◆ **Dataset records**
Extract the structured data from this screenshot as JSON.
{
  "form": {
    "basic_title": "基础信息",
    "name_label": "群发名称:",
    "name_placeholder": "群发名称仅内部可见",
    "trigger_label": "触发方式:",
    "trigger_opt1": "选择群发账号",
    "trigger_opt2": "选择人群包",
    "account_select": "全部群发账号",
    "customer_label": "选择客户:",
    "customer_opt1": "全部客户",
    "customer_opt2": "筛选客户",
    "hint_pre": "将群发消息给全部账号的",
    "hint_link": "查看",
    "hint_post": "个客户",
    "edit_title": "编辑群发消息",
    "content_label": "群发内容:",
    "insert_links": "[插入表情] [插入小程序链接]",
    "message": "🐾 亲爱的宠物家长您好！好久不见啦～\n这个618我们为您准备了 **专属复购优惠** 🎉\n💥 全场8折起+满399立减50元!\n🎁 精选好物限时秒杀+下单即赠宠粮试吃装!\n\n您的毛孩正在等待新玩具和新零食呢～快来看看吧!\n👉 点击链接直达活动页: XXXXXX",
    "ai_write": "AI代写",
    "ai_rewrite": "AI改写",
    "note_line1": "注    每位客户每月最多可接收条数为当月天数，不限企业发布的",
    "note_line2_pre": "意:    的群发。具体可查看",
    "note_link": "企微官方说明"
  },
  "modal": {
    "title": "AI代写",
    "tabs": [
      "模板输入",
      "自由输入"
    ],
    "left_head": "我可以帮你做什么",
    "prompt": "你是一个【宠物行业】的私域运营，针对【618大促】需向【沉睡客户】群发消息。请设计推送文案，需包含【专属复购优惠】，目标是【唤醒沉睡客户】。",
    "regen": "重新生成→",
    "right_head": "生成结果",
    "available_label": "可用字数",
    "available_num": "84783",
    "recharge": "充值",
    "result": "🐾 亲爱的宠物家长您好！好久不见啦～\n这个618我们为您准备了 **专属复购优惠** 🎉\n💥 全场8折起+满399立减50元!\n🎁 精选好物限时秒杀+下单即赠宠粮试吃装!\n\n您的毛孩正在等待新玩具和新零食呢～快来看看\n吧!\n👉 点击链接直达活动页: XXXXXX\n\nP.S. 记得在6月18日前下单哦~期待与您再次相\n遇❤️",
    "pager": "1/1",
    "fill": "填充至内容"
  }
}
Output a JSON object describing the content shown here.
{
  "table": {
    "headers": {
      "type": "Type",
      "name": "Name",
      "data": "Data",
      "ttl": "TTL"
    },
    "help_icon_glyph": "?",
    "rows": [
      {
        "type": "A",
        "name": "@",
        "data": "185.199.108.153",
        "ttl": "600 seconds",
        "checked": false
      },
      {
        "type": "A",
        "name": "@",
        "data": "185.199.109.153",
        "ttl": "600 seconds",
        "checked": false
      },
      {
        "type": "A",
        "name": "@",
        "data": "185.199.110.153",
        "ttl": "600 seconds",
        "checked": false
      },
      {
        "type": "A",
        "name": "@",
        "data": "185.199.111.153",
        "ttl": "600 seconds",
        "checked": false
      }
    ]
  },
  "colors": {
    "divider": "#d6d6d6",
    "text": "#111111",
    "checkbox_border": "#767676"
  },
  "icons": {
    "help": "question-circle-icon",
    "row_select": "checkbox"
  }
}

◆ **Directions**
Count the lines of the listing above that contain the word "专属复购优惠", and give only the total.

◆ **Worked solution**
3